© Derek Montague
A single otter airplane is seen after taking-off from the shore in the Innu community of Sheshatshiu early Thursday evening, after it dropped off a load of hunted caribou.
A single otter airplane landed on the shore in the Innu community of Sheshatshiu early Thursday evening, dropping off a load of hunted caribou. It is unclear how many animals were aboard, but two witnesses told The Labradorian they saw caribou being taken away from the plane.
“A skidoo came off the ice and went on past me, with one caribou in the komatik,” said one witness.
The plane brought out a large crowd from the community. People came out in their cars and snowmobiles, almost completely blocking the road along the shore of Sheshatshiu.
Not long after the otter plane left, Big Land Aviation co-owners Albert Michelin (who was an RCMP officer in Labrador for 18 years before transfering to New Brunswick) and Clarence Froude were made aware that their Turbo Single Otter airplane had been seized.
“I got a call from the (RCMP) hangar… saying it was seized,” said Froude. “He asked me how to put (the plane) in the hangar.”
Neither Froude nor Michelin could confirm or deny if caribou was aboard the plane. Both insist their company did nothing wrong.
“Our plane is chartered every day,” says Froude. “I don’t question anybody (on what they’ll use the plane for) …it’s none of my business.”
“Our pilots don’t fish, they don’t hunt, they don’t partake (in the client’s activities),” said Michelin. “I’m going to be contacting lawyers and I will sue the government to recoup any losses, if necessary.”
Michelin says that the turbo otter is the only plane that the company has in Labrador. The company has another that operates out of Ontario.
Michelin and Froude say they are still awaiting official confirmation from the Wildlife Department that their plane has been seized.
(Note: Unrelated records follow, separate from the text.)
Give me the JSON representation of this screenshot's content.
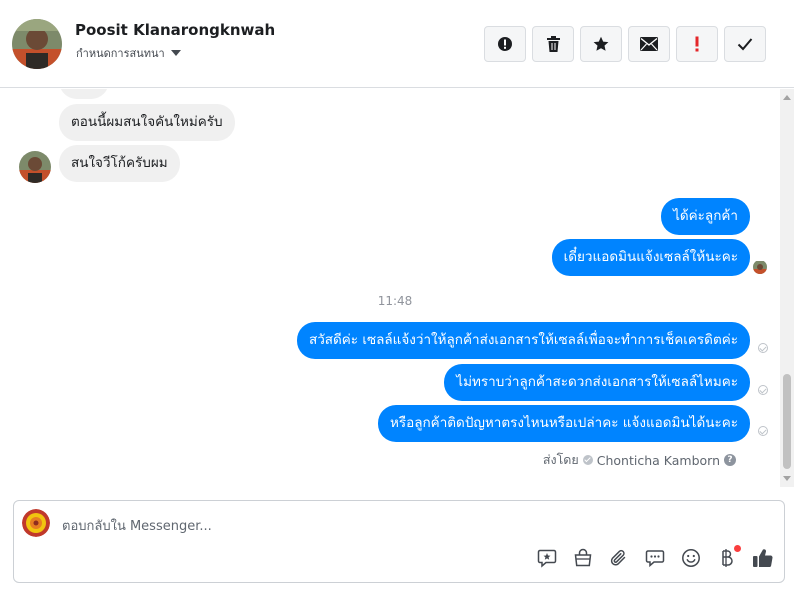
{
  "header": {
    "contact_name": "Poosit Klanarongknwah",
    "assign_label": "กำหนดการสนทนา",
    "actions": [
      {
        "name": "spam-button",
        "icon": "alert-icon"
      },
      {
        "name": "delete-button",
        "icon": "trash-icon"
      },
      {
        "name": "star-button",
        "icon": "star-icon"
      },
      {
        "name": "mark-unread-button",
        "icon": "envelope-icon"
      },
      {
        "name": "important-button",
        "icon": "exclamation-icon"
      },
      {
        "name": "done-button",
        "icon": "check-icon"
      }
    ]
  },
  "thread": {
    "incoming": [
      {
        "text": "ตอนนี้ผมสนใจคันใหม่ครับ"
      },
      {
        "text": "สนใจวีโก้ครับผม"
      }
    ],
    "outgoing_1": [
      {
        "text": "ได้ค่ะลูกค้า"
      },
      {
        "text": "เดี๋ยวแอดมินแจ้งเซลล์ให้นะคะ"
      }
    ],
    "time_separator": "11:48",
    "outgoing_2": [
      {
        "text": "สวัสดีค่ะ เซลล์แจ้งว่าให้ลูกค้าส่งเอกสารให้เซลล์เพื่อจะทำการเช็คเครดิตค่ะ"
      },
      {
        "text": "ไม่ทราบว่าลูกค้าสะดวกส่งเอกสารให้เซลล์ไหมคะ"
      },
      {
        "text": "หรือลูกค้าติดปัญหาตรงไหนหรือเปล่าคะ แจ้งแอดมินได้นะคะ"
      }
    ],
    "sent_by_label": "ส่งโดย",
    "sent_by_name": "Chonticha Kamborn",
    "help_symbol": "?"
  },
  "composer": {
    "placeholder": "ตอบกลับใน Messenger...",
    "tools": [
      "saved-reply-icon",
      "shop-bag-icon",
      "attachment-icon",
      "chat-icon",
      "emoji-icon",
      "payment-icon",
      "like-icon"
    ]
  },
  "colors": {
    "accent": "#0084ff",
    "incoming_bg": "#f0f0f0",
    "important_red": "#e4272a"
  }
}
They also say they have yet to hear back from the two pilots that were aboard the plane.